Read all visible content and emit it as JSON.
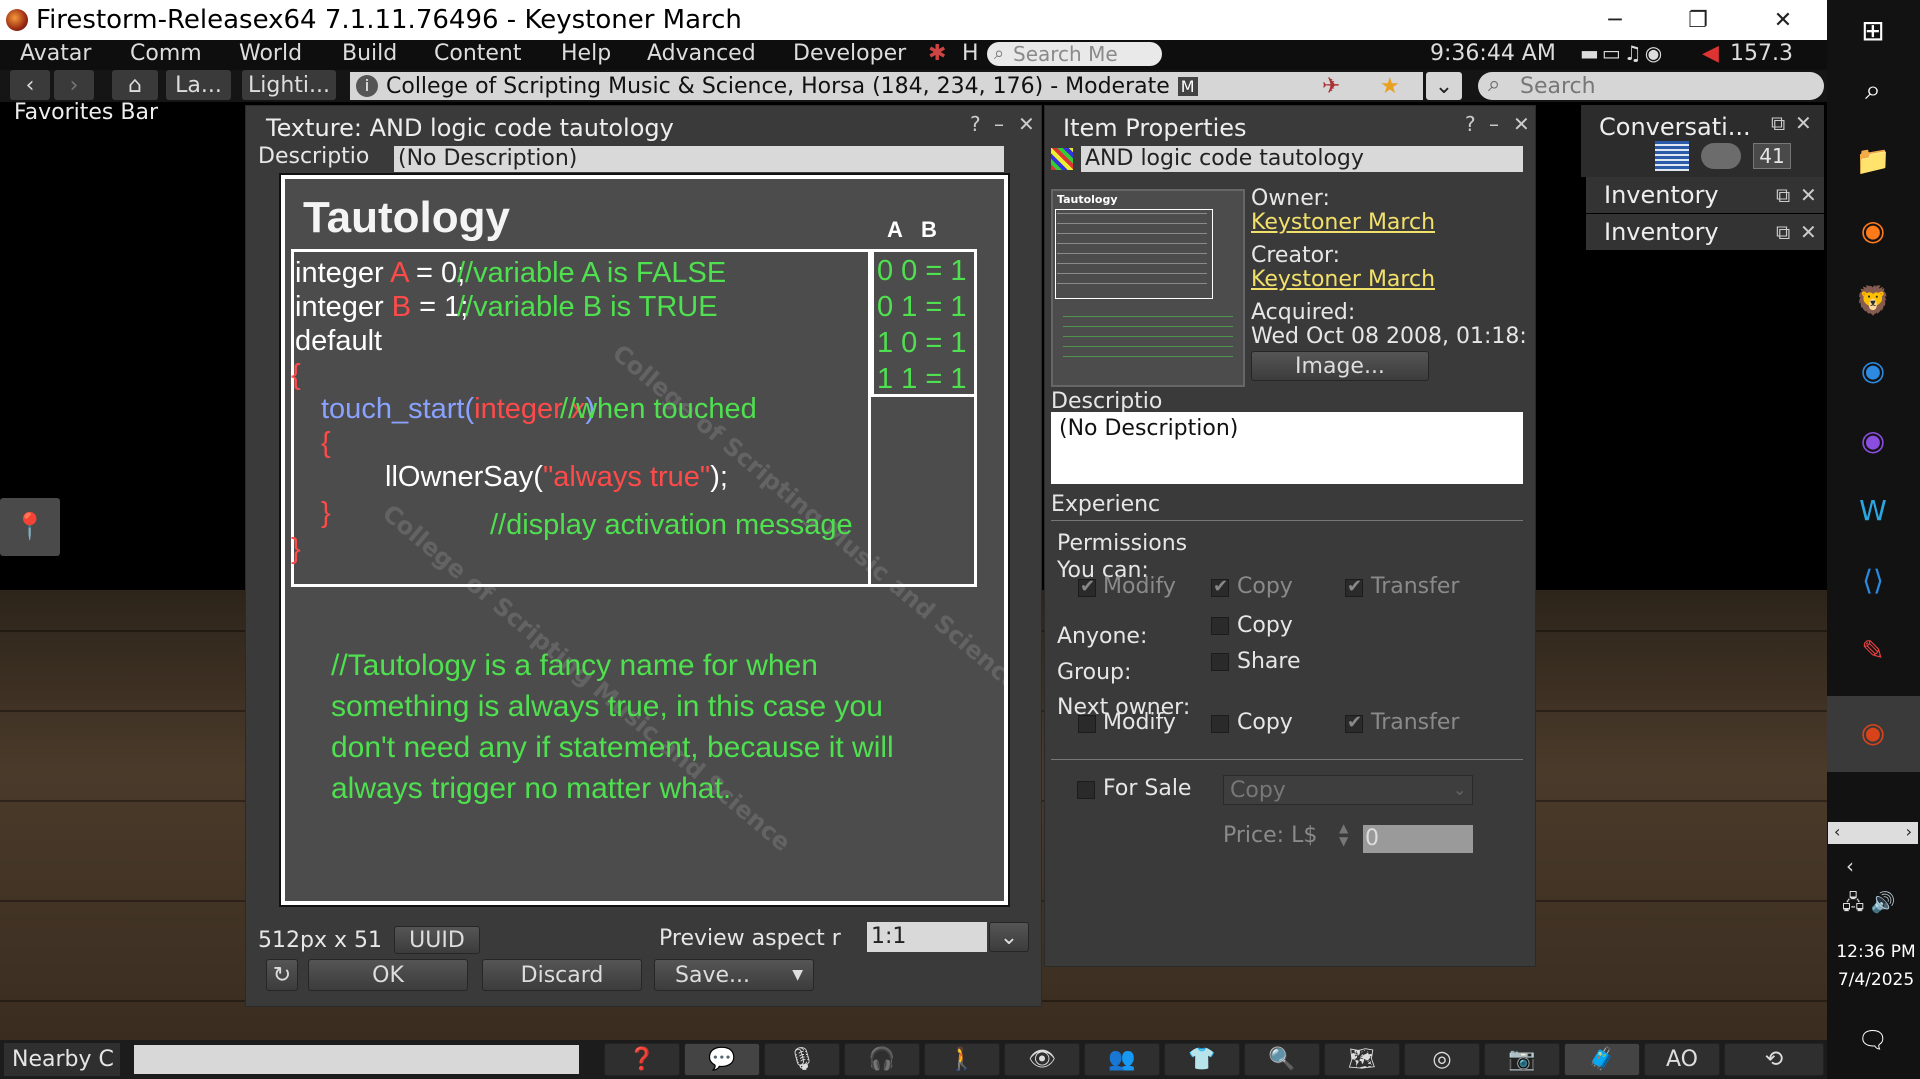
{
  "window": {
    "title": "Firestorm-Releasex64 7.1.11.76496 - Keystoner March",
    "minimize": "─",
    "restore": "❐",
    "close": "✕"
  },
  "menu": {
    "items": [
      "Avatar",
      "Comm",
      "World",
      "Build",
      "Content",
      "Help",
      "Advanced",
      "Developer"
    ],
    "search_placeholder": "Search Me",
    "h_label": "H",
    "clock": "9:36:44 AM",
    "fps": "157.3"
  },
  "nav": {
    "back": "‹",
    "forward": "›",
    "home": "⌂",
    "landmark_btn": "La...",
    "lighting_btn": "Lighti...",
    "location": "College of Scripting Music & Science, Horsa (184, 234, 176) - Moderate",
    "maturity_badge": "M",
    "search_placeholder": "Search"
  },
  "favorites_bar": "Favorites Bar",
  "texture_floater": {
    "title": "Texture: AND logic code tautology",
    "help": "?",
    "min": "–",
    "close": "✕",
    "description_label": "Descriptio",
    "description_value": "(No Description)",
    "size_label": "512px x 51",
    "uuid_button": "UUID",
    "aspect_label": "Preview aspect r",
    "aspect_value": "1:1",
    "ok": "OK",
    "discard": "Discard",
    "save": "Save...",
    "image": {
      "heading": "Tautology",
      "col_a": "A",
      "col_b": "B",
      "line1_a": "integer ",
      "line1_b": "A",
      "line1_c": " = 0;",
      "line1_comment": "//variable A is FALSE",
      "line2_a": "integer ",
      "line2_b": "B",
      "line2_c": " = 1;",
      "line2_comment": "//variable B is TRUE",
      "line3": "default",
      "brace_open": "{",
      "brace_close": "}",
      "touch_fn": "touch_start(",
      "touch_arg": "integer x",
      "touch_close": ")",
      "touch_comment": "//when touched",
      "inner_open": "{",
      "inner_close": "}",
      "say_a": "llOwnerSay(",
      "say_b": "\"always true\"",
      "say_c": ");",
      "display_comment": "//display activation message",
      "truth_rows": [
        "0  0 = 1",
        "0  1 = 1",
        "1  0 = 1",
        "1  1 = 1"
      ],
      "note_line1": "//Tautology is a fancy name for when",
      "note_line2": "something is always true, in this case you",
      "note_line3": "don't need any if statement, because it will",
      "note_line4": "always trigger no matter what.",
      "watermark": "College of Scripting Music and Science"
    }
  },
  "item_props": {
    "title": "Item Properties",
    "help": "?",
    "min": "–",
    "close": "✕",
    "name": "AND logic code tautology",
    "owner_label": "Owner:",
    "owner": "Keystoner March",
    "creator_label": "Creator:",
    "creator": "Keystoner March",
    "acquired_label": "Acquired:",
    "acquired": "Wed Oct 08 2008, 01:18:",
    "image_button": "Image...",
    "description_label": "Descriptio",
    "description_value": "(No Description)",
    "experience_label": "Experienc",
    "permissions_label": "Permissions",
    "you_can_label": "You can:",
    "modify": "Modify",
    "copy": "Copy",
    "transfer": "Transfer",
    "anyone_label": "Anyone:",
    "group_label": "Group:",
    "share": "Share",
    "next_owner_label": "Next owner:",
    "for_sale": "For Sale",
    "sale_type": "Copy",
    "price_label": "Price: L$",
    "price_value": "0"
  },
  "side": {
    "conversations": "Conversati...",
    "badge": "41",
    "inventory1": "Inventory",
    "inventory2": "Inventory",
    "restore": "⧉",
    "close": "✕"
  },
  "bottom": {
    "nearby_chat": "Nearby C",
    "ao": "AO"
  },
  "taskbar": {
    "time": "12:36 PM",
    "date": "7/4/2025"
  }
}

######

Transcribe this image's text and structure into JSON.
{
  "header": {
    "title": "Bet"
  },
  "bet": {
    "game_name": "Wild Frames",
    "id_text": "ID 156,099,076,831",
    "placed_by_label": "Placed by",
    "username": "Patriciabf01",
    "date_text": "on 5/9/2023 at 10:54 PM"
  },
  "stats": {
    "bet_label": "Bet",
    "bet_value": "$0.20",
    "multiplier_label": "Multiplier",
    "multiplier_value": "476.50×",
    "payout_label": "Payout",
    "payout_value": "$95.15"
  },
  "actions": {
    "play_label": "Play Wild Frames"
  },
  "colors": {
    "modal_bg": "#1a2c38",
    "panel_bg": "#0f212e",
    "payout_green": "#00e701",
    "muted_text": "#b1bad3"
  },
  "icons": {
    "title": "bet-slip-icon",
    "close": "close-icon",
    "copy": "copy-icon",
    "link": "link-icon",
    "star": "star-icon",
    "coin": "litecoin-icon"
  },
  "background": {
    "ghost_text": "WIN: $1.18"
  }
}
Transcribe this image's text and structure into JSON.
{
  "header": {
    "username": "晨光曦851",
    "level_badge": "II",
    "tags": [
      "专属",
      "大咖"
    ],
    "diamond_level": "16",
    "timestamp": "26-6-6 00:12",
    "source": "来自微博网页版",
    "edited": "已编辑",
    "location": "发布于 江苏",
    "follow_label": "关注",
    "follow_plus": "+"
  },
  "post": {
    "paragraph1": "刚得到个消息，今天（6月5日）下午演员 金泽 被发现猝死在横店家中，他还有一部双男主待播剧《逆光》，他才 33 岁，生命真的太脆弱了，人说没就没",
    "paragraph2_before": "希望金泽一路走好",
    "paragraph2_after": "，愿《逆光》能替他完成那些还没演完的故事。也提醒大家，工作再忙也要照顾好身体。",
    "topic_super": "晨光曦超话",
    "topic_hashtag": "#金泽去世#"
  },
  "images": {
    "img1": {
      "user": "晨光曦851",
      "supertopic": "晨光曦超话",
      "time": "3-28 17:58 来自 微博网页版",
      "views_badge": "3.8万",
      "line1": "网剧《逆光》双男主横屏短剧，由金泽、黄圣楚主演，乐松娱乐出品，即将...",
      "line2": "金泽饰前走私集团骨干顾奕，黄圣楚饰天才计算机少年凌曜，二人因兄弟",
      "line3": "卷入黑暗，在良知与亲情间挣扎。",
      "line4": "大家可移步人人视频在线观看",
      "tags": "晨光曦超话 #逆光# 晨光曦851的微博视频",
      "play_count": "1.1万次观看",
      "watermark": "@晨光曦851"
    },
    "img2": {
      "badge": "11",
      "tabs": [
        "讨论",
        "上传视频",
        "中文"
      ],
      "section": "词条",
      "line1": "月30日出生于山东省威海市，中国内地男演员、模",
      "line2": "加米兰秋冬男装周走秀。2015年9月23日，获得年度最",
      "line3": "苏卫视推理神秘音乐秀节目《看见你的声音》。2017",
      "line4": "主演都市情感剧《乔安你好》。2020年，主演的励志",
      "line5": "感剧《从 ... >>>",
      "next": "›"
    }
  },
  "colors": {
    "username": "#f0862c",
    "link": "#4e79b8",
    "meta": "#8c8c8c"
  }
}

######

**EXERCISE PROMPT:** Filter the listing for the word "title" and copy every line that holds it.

**RESPONSE TO THE EXERCISE:**
    "title": "Firestorm-Releasex64 7.1.11.76496 - Keystoner March",
    "title": "Texture: AND logic code tautology",
    "title": "Item Properties",
    "title": "Bet"
    "title": "bet-slip-icon",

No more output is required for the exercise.